The federal government has dedicated billions of dollars in funding to the manufacturing and distribution of vaccines. Walpole said he believes “there’s more than enough [business] to go around for the carriers.”
“We are planning to commence distribution of vaccines as they become available, in the back half of December and certainly into the first quarter next year,” he said during a briefing Thursday.
Delta also has cooler facilities at other hubs and locations around the world that can handle pharmaceutical shipments.
While the airline doesn’t operate a fleet of cargo freighters, it can use belly cargo space on its passenger flights and operates cargo-only charter flights.
The airline handled vaccine trial shipments on international and domestic flights “with zero issues,” Walpole said, and has set up a “vaccine control tower” operation.
Other carriers have gotten an early start in the market. United Airlines handled the first mass air shipment of Pfizer’s COVID-19 vaccines last week, The Wall Street Journal reported.
Sandy Springs-based UPS also expects to play a major role in shipping vaccines and has expanded freezer farms at its facilities.
Delta is still in discussions with vaccine manufacturers, Walpole said. Airlines could be paid for vaccine shipments by freight forwarders or by the manufacturers themselves, he said, adding that any final agreements with manufacturers would be struck as vaccines become available.
Federal officials said distribution of vaccines can begin within 24 hours of approval by the Food and Drug Administration. The FDA’s vaccine advisory committee is scheduled to review the Pfizer vaccine Dec. 10 and the Moderna vaccine Dec. 17.
Vaccine distribution could come at one of the busiest times for the shipping industry and airlines — the holiday season.
Walpole said planning for vaccine distribution “is heavily underway” and he believes the risk of disruptions is low.
Delta parked hundreds of planes earlier this year amid the coronavirus pandemic. But, “for sure we can return some of the fleet that we have grounded right now,” for vaccine distribution, Walpole said.
The Federal Aviation Administration is working with airlines, airports and manufacturers on one of the biggest challenges: safely transporting large amounts of dry ice to keep vaccines cold.
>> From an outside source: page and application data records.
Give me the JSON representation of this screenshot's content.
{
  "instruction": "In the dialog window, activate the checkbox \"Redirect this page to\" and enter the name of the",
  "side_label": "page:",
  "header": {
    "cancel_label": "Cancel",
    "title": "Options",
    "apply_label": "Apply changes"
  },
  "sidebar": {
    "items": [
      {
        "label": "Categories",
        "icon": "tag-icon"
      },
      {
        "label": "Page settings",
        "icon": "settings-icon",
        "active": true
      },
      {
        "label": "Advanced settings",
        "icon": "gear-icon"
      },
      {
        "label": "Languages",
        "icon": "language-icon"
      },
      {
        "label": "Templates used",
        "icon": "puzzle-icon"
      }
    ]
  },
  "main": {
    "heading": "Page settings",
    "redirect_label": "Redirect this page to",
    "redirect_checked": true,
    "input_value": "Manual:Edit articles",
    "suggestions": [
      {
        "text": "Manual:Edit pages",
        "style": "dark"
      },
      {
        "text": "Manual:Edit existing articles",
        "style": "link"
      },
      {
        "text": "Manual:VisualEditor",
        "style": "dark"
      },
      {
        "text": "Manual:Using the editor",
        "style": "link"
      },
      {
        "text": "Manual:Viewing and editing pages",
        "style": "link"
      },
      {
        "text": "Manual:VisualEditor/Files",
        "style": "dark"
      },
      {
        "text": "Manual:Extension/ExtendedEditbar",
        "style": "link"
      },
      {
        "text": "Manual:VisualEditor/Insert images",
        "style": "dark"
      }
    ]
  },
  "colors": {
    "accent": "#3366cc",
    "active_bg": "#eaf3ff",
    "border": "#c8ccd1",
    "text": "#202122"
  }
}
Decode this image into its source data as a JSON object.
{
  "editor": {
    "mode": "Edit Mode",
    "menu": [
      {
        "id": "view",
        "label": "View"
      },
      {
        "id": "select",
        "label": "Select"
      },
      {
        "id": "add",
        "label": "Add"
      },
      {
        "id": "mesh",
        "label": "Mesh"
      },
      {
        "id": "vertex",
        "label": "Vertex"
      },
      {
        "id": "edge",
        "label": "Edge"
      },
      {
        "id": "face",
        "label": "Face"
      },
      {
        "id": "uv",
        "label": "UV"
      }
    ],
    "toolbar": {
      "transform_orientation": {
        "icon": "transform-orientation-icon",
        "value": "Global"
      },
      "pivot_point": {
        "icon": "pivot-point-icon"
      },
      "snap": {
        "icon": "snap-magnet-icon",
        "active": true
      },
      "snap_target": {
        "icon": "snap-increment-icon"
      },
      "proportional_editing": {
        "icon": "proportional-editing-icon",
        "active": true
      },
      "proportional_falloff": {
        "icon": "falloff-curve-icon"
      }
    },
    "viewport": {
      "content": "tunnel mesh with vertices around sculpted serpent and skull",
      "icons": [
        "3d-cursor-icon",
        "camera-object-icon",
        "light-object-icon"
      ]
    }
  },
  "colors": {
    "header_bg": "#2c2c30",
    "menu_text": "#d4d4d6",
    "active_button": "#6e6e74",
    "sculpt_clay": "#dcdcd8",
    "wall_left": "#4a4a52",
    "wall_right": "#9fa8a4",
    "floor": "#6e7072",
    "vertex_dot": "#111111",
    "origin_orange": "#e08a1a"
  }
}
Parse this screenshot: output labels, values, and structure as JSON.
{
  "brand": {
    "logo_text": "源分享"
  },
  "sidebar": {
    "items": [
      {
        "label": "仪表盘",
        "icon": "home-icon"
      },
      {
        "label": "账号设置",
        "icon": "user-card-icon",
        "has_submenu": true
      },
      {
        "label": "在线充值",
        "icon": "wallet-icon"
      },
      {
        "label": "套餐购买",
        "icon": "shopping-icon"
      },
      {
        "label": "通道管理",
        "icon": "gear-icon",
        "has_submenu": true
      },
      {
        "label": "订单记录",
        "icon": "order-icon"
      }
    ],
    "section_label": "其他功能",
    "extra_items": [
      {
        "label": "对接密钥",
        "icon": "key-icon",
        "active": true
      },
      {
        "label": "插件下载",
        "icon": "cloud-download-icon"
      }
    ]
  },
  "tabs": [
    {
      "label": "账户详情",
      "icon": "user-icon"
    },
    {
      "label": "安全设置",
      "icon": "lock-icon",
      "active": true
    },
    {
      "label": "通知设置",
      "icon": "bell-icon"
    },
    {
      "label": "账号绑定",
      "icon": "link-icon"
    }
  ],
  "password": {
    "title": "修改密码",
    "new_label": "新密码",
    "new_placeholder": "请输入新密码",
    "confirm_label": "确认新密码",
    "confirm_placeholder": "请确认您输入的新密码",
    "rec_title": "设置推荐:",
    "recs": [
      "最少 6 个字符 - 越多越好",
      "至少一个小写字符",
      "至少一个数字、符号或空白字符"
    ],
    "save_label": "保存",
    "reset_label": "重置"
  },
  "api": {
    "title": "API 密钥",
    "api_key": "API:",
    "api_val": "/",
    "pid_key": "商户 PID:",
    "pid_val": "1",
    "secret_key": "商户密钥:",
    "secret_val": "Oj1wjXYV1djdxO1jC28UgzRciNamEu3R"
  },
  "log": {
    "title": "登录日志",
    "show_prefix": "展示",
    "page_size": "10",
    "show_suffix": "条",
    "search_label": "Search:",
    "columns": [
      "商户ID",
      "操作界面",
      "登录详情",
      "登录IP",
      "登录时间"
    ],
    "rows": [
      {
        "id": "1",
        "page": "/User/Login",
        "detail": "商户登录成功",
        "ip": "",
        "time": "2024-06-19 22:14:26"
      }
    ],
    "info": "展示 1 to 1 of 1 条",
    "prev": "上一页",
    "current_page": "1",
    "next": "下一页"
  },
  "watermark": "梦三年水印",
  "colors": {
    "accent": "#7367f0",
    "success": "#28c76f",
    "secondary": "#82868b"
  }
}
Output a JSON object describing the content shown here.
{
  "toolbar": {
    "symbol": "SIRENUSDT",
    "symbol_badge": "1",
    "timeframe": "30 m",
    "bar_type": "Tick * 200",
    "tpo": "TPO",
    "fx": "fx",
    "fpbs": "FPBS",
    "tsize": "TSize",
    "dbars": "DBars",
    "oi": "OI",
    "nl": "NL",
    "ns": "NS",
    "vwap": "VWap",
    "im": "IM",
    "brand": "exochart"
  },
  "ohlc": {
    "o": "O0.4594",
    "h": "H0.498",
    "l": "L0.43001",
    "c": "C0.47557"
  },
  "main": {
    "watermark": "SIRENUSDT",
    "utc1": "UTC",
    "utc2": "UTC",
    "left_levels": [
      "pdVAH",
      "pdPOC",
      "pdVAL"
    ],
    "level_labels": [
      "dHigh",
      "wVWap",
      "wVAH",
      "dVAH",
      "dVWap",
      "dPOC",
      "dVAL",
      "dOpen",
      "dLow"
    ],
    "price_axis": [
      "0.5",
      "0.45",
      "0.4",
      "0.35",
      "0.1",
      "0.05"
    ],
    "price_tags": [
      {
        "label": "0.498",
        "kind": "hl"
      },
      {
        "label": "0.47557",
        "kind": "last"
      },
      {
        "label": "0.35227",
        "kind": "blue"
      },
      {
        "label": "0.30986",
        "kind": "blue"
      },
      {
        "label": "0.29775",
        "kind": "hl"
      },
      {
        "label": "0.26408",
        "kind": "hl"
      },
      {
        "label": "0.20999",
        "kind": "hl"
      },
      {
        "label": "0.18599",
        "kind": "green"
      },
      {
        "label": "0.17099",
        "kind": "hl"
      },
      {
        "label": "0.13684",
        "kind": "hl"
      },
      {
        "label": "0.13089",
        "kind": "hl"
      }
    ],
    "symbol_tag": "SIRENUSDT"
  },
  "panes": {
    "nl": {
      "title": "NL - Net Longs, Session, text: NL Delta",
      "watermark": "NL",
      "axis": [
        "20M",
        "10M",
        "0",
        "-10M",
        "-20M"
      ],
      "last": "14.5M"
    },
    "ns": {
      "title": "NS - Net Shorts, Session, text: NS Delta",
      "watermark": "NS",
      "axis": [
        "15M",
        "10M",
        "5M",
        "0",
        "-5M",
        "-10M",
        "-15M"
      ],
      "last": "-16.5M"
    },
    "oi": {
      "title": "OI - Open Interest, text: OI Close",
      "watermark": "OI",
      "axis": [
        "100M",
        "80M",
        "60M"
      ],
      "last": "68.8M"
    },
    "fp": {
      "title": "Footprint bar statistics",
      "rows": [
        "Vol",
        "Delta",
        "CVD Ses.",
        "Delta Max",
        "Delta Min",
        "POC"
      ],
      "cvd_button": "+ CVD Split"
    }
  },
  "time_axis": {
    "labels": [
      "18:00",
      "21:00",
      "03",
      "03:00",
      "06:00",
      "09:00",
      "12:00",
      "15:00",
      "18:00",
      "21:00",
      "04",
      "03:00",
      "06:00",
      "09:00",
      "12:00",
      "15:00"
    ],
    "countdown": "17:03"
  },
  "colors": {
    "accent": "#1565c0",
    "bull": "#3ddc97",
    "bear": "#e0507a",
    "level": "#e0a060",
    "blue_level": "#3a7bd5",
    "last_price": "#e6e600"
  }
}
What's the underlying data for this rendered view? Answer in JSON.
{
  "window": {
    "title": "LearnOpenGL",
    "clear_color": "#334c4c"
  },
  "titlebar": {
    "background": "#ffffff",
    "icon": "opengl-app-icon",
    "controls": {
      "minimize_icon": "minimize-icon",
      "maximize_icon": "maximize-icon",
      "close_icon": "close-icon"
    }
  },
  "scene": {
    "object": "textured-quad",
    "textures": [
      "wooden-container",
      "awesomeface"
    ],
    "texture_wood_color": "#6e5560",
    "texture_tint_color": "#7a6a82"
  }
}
Dry ice is regulated on aircraft because of the hazards to crews and passengers from the emission of carbon dioxide gas.
Special approvals to transport vaccines on its largest aircraft would mean Delta could fly with twice as much as normally allowed and up to six times more when carrying the Pfizer vaccine, Walpole said.
Vaccines must be kept cold when they are unloaded from the plane and throughout handling. “That’s been a challenge for everyone,” Walpole said.